CCAP (converged cable access platform) is designed to help cable operators who are seeking a cost-effective strategy for migrating from conventional MPEG-based video delivery to IP (Internet Protocol) video transport with the ability to combine data and video delivery. PON (passive optical network) is a telecommunications network that uses point-to-multipoint fiber to the premises in which unpowered optical splitters are used to enable a single optical fiber to serve multiple premises.
Now that we're all caught up, let's get to the meat of my blog. To those of you who believe CCAP is a large box that saves the cable operators on operational expenditures and consolidates data, voice and video, I say you are correct. It is more than just a box; it is an industry evolution. As the industry continues to evolve, we must ask ourselves where are we headed.
Our view of CCAP is one that is made up of various modular building blocks. Some are specific to cable operators and some are not. The building blocks specific to operators are:
- video processing
- radio frequency modulator
- the control plane
The non-operator specific CCAP blocks are the IP control plane and a typical subscriber management piece.
Distributed access architectures are one of three evolutionary steps of CCAP. The first step is distributed access, which slices the CCAP chassis into two parts and connects them with a simple Layer 1 Ethernet pipe. You may ask why it must be sliced like this. The connection allows operators to move away from using expensive analog transmitters and receivers in the hub. By moving the physical layer components to the field, the hub now has more space, uses less power and produces less heat - thereby reducing an operator's operational expenditures. Intelligent nodes in the fields are simple to use and eventually brings fiber closer to the home.
CommScope's CCAP chassis allows operators the flexibility to move to this architecture from day one by using our PON blades, which can be found in either a EPON or GPON version.
IP in and out; that's another evolution that will take place once CCAP is firmly embedded with operators. IP-video 'out' allows content to seamlessly traverse between devices. CCAP allows for this evolution by making a call to vendors to include PON in their chassis. CommScope's chassis has both EPON and GPON variants allowing a seamless transition to an IP solution.
The third evolution could include a more hybrid approach - EPoC (EPON over coax). This proposed Institute of Electrical and Electronics Engineers Inc. (IEEE) standard aims to bring PON speeds to hybrid fiber/coax (HFC) networks. Many believe that EPoC's initial focus will be business services; however, it could end up in residential networks as well. One advantage EPoC supporters tout is the ability to be deployed piecemeal, wherever it is needed.

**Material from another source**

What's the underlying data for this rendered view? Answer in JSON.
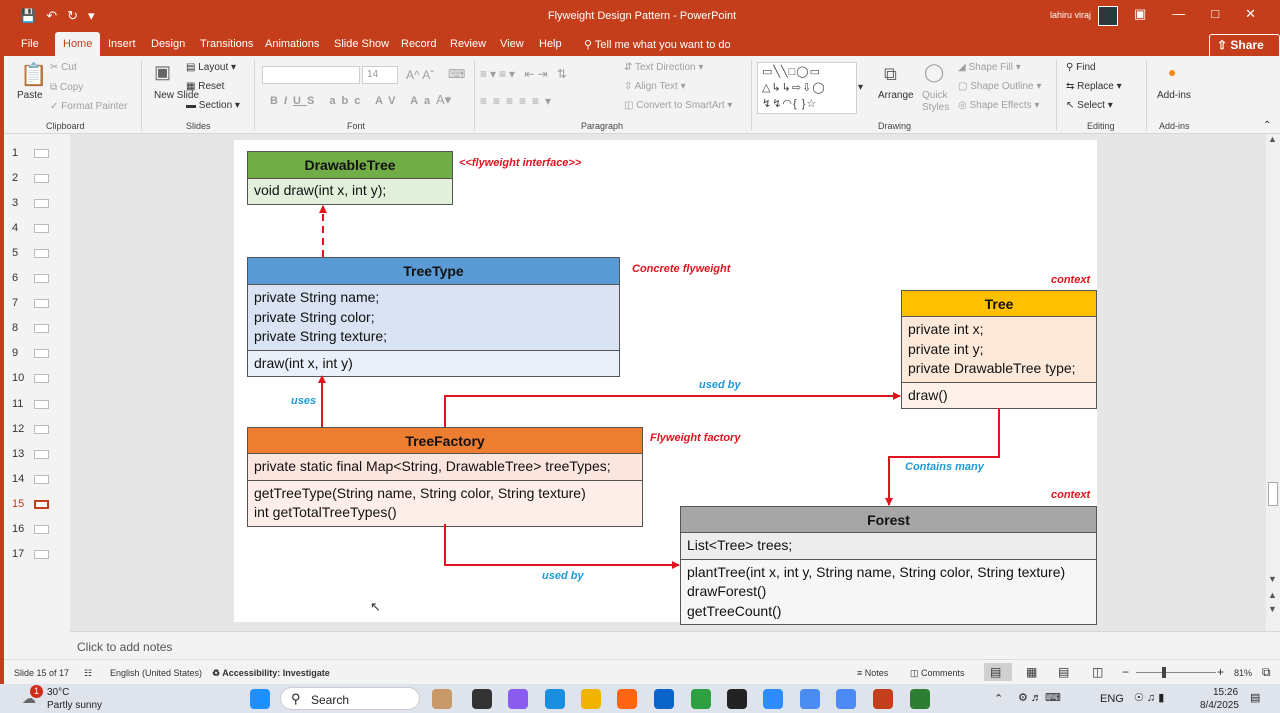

To remain current and ready to offer high value, high bandwidth services, the deployment of CCAP with distributed access architectures, PON and EPoC, is crucial to cable operators. As CCAP evolves, we will be ready to support these new technologies.
What are your CCAP evolution/deployment plans?